» THE PROBLEM
Go through the lines below one by one and count those holding the string "import". Give the count alone.

Data records for software interfaces
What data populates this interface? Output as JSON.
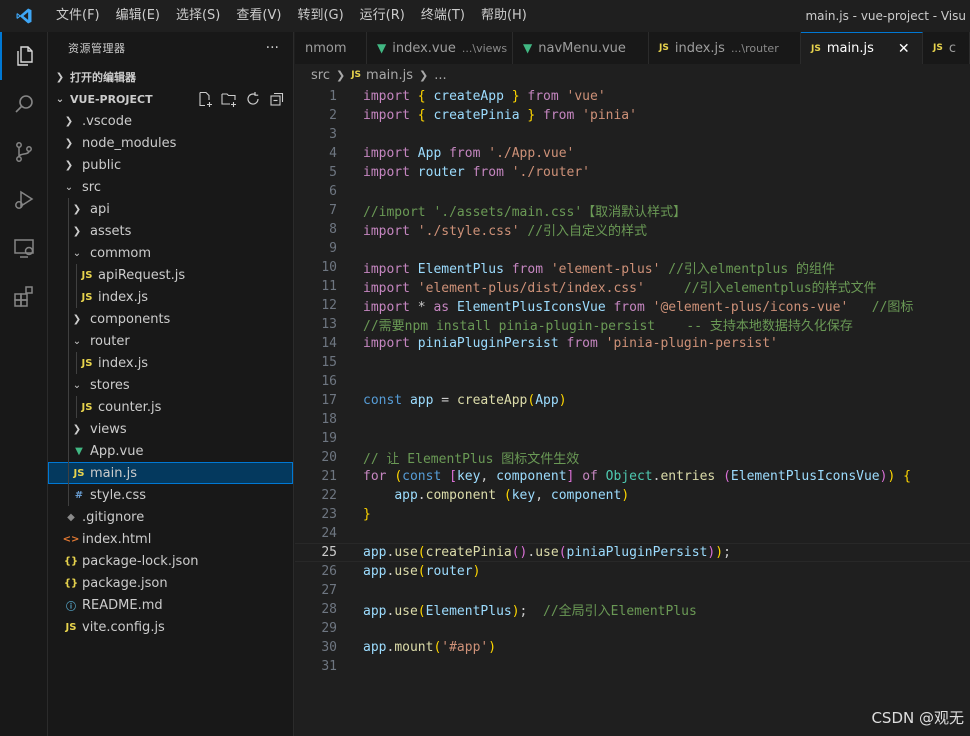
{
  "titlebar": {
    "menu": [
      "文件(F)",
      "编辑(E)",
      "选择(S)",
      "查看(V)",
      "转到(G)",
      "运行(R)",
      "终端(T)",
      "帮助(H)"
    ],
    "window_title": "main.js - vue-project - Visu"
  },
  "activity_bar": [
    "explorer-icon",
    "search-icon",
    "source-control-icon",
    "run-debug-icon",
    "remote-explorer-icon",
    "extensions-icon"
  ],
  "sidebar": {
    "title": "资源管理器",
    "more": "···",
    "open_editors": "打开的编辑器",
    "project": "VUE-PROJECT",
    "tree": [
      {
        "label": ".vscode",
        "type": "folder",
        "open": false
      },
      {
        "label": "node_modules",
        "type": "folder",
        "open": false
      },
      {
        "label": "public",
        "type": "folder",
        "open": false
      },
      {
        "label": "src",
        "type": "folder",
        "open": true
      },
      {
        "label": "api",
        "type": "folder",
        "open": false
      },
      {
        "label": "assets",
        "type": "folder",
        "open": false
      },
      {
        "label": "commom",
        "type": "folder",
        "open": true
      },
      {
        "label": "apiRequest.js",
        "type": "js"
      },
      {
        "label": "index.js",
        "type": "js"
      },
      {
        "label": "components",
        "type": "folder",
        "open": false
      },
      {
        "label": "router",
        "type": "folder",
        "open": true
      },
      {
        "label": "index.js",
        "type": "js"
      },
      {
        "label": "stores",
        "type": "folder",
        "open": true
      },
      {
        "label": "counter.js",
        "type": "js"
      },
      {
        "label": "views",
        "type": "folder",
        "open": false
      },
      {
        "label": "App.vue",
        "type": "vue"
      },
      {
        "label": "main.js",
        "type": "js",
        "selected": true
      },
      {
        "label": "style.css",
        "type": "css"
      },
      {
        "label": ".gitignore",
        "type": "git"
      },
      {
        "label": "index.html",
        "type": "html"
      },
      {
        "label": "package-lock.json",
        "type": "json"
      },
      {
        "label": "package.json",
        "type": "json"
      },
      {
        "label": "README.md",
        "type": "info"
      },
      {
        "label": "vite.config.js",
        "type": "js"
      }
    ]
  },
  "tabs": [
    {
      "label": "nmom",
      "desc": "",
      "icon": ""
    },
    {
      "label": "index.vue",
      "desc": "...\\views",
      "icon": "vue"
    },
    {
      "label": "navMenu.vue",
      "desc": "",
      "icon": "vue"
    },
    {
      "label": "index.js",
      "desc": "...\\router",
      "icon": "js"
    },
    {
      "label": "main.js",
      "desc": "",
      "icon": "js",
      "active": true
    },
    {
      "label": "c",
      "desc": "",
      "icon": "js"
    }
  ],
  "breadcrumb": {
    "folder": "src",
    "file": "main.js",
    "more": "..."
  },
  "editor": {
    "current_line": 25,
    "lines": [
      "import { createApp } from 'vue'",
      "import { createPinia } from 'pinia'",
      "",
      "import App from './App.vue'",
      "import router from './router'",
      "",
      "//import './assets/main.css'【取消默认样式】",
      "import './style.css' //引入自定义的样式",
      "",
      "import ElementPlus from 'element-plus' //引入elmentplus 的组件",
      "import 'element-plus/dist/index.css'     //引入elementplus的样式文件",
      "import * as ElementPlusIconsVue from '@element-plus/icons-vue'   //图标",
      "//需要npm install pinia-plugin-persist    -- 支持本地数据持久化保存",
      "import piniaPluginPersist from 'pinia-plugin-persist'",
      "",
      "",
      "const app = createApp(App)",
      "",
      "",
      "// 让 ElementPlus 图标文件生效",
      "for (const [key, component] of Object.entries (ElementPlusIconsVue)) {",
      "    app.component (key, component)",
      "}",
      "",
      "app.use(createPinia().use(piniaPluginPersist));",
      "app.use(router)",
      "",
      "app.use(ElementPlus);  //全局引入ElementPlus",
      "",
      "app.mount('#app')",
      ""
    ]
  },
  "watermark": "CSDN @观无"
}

» ANSWER SECTION
10